**Task details**
Nothing in the records may be dropped. Retype them all exactly.

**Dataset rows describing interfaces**
- Opening Delimiter -
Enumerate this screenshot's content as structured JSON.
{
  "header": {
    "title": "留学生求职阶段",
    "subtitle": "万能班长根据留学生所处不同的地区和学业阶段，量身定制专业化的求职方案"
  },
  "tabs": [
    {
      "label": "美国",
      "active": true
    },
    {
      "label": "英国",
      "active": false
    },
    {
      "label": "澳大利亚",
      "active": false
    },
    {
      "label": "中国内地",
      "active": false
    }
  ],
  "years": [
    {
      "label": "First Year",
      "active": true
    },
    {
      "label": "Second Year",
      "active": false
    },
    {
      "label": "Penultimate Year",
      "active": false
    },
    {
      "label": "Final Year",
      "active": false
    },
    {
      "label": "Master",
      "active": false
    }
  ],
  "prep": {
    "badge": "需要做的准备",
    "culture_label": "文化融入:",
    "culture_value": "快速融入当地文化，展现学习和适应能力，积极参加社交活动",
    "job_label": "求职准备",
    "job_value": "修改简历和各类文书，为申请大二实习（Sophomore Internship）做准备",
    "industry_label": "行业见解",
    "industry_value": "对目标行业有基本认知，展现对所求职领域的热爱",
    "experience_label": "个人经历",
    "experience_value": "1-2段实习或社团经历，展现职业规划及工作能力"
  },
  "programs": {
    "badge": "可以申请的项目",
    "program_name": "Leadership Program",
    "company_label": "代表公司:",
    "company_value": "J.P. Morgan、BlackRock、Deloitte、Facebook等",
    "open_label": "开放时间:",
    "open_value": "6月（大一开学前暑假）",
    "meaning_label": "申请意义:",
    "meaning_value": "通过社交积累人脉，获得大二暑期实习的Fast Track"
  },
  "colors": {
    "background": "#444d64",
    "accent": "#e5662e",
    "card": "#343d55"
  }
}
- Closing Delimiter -
**Task answer**
Enumerate this screenshot's content as structured JSON.
{
  "header": {
    "title": "留学生求职阶段",
    "subtitle": "万能班长根据留学生所处不同的地区和学业阶段，量身定制专业化的求职方案"
  },
  "tabs": [
    {
      "label": "美国",
      "active": true
    },
    {
      "label": "英国",
      "active": false
    },
    {
      "label": "澳大利亚",
      "active": false
    },
    {
      "label": "中国内地",
      "active": false
    }
  ],
  "years": [
    {
      "label": "First Year",
      "active": true
    },
    {
      "label": "Second Year",
      "active": false
    },
    {
      "label": "Penultimate Year",
      "active": false
    },
    {
      "label": "Final Year",
      "active": false
    },
    {
      "label": "Master",
      "active": false
    }
  ],
  "prep": {
    "badge": "需要做的准备",
    "culture_label": "文化融入:",
    "culture_value": "快速融入当地文化，展现学习和适应能力，积极参加社交活动",
    "job_label": "求职准备",
    "job_value": "修改简历和各类文书，为申请大二实习（Sophomore Internship）做准备",
    "industry_label": "行业见解",
    "industry_value": "对目标行业有基本认知，展现对所求职领域的热爱",
    "experience_label": "个人经历",
    "experience_value": "1-2段实习或社团经历，展现职业规划及工作能力"
  },
  "programs": {
    "badge": "可以申请的项目",
    "program_name": "Leadership Program",
    "company_label": "代表公司:",
    "company_value": "J.P. Morgan、BlackRock、Deloitte、Facebook等",
    "open_label": "开放时间:",
    "open_value": "6月（大一开学前暑假）",
    "meaning_label": "申请意义:",
    "meaning_value": "通过社交积累人脉，获得大二暑期实习的Fast Track"
  },
  "colors": {
    "background": "#444d64",
    "accent": "#e5662e",
    "card": "#343d55"
  }
}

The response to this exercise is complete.